- **ACTIVITY**
Copy out the data exactly as it appears, without a single image.

** Opening DATA EXTRACT block **

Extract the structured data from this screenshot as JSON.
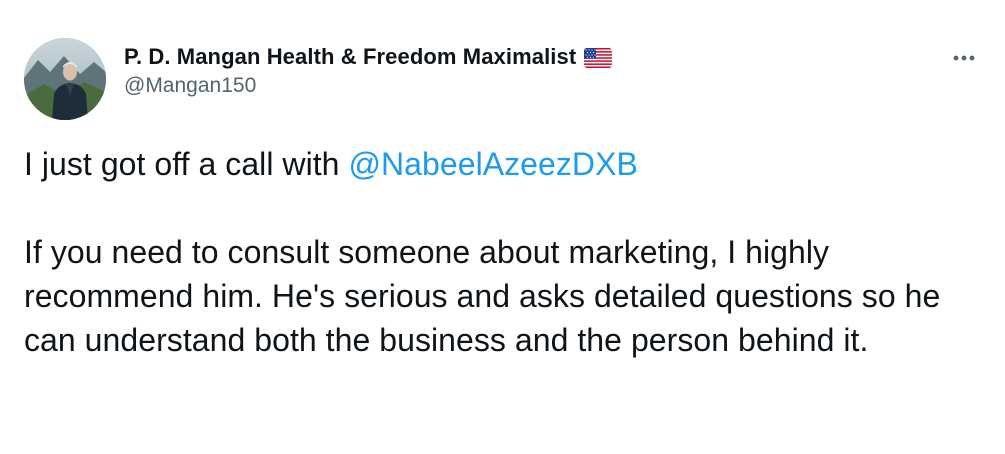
{
  "tweet": {
    "author": {
      "display_name": "P. D. Mangan Health & Freedom Maximalist",
      "handle": "@Mangan150",
      "flag_icon": "us-flag-icon"
    },
    "more_icon": "more-horizontal-icon",
    "body": {
      "line1_prefix": "I just got off a call with ",
      "mention": "@NabeelAzeezDXB",
      "paragraph2": "If you need to consult someone about marketing, I highly recommend him. He's serious and asks detailed questions so he can understand both the business and the person behind it."
    },
    "colors": {
      "text": "#0f1419",
      "secondary": "#536471",
      "link": "#1d9bf0"
    }
  }
}
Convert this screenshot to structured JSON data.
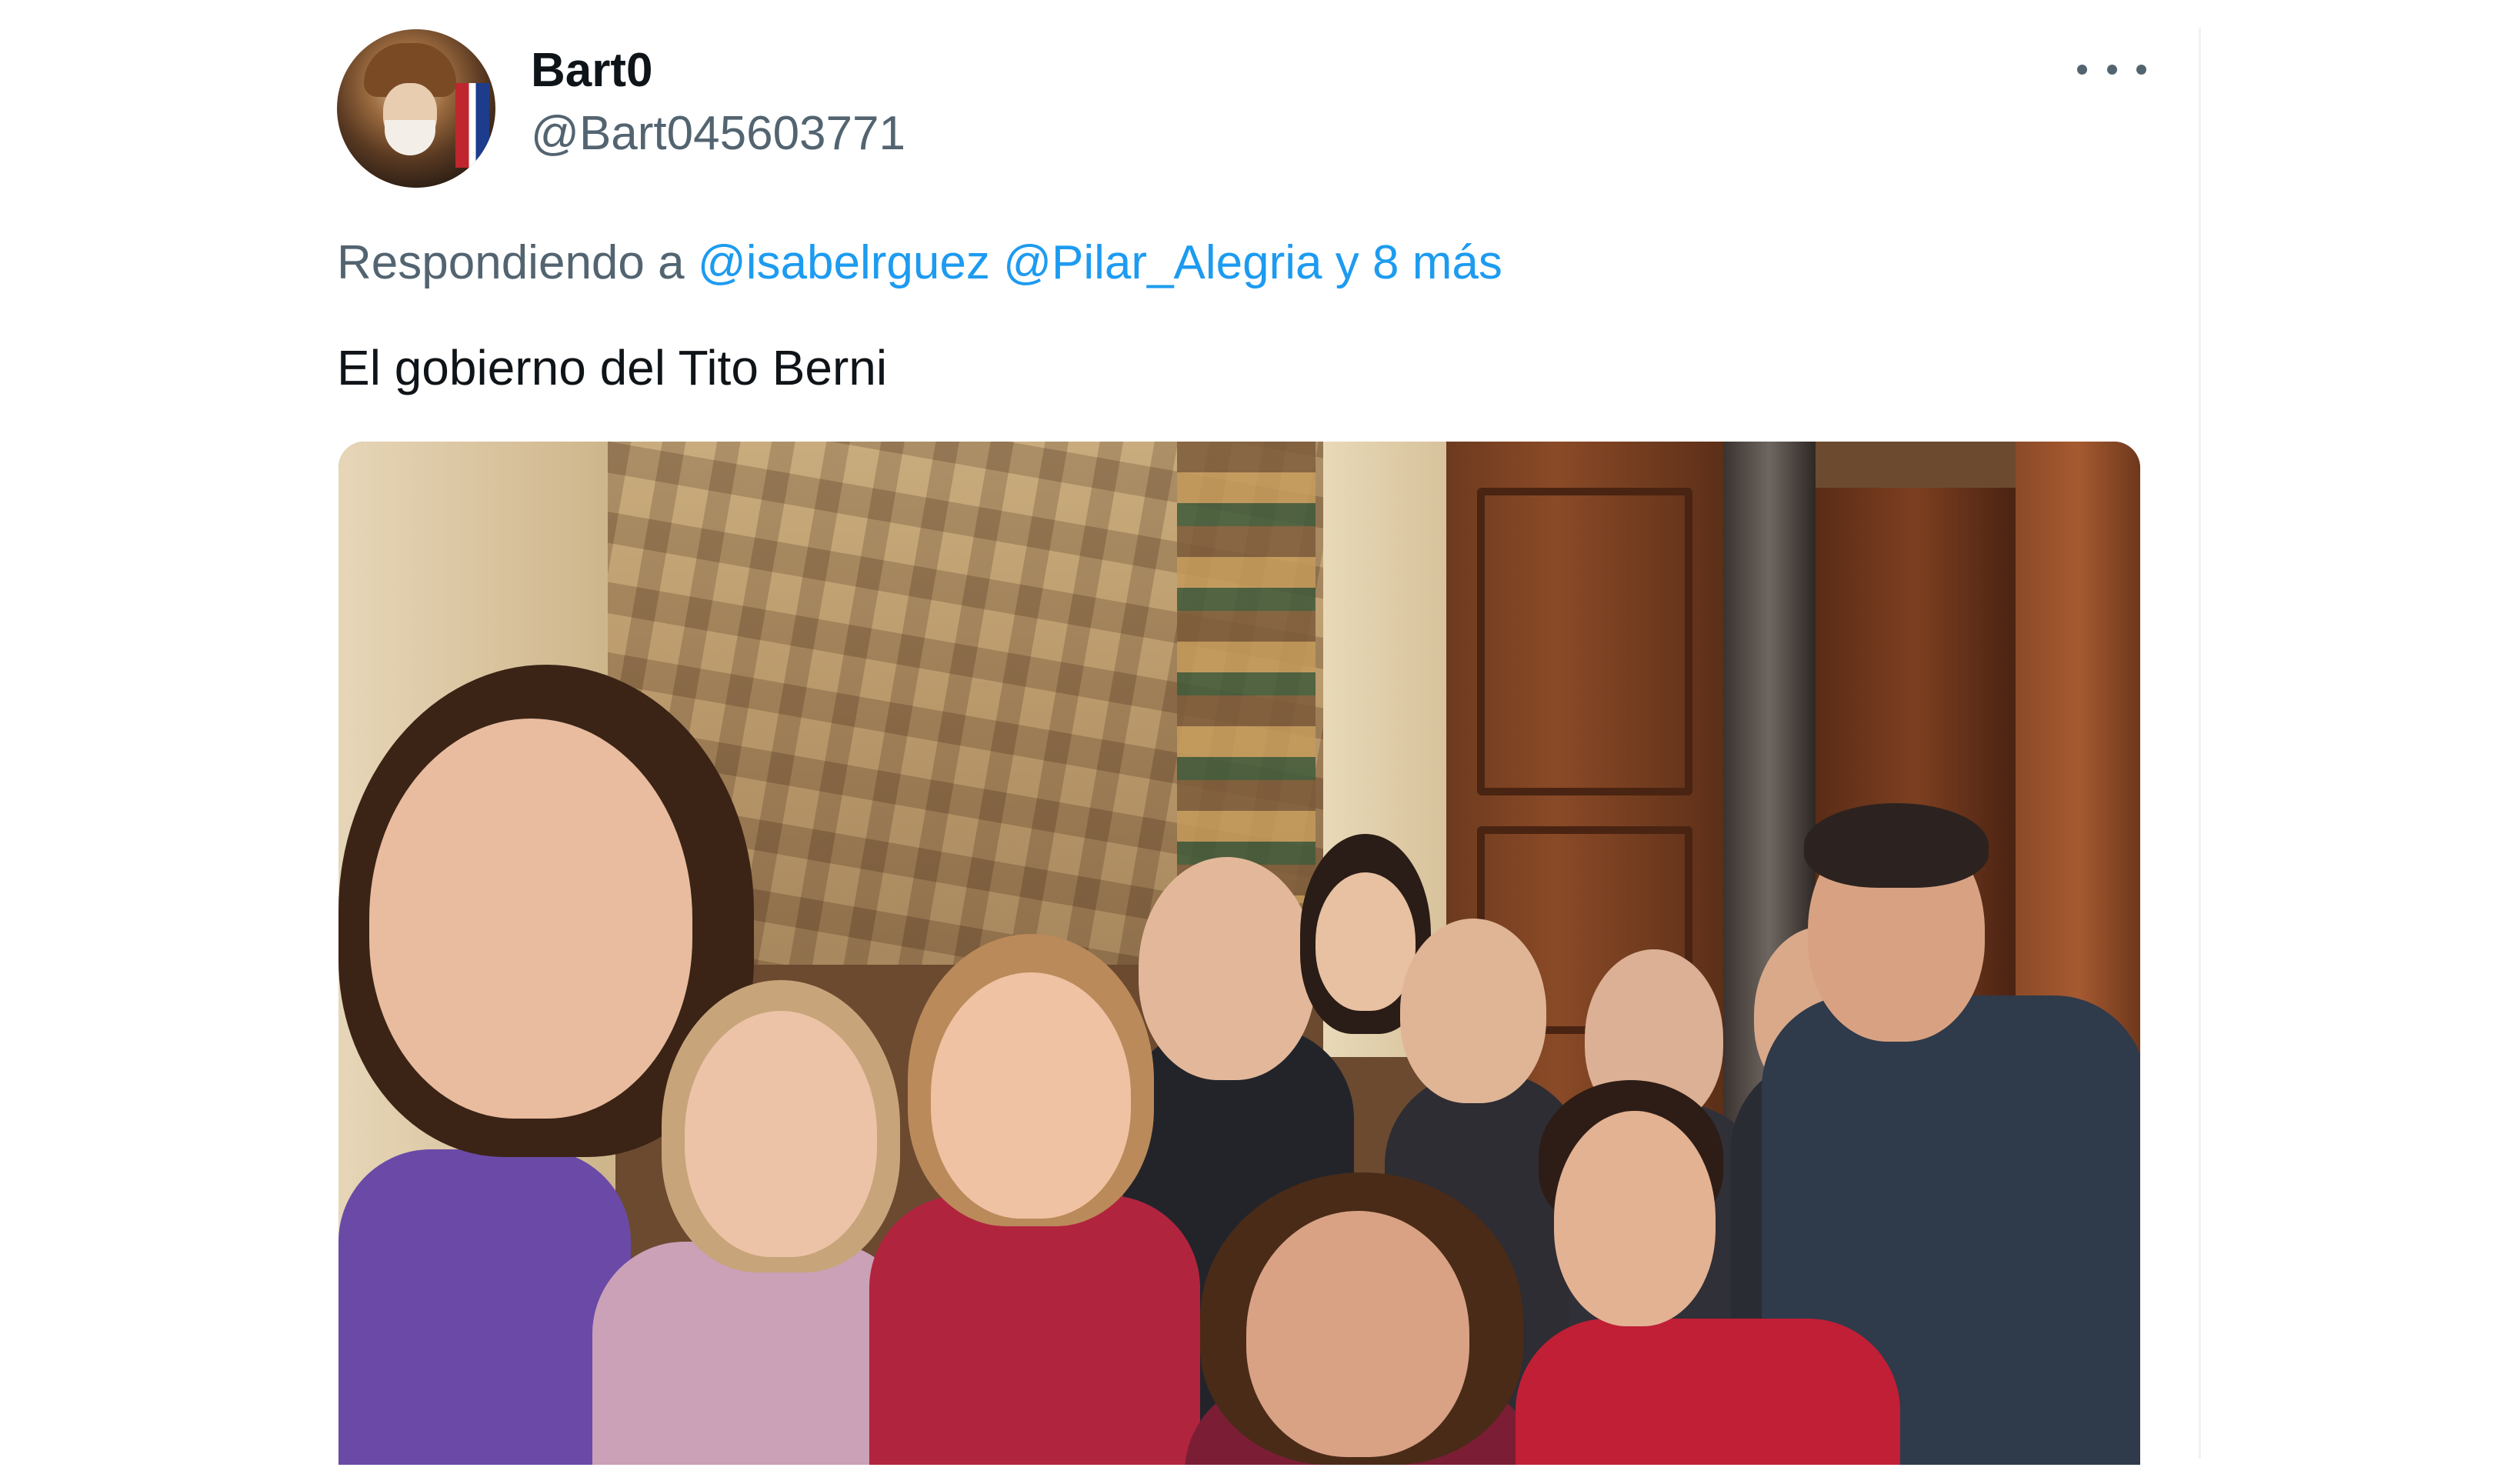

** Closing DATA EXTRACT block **

- **EXPECTED ANSWER**
Extract the structured data from this screenshot as JSON.
{
  "tweet": {
    "author": {
      "display_name": "P. D. Mangan Health & Freedom Maximalist",
      "handle": "@Mangan150",
      "flag_icon": "us-flag-icon"
    },
    "more_icon": "more-horizontal-icon",
    "body": {
      "line1_prefix": "I just got off a call with ",
      "mention": "@NabeelAzeezDXB",
      "paragraph2": "If you need to consult someone about marketing, I highly recommend him. He's serious and asks detailed questions so he can understand both the business and the person behind it."
    },
    "colors": {
      "text": "#0f1419",
      "secondary": "#536471",
      "link": "#1d9bf0"
    }
  }
}
Convert this screenshot to structured JSON data.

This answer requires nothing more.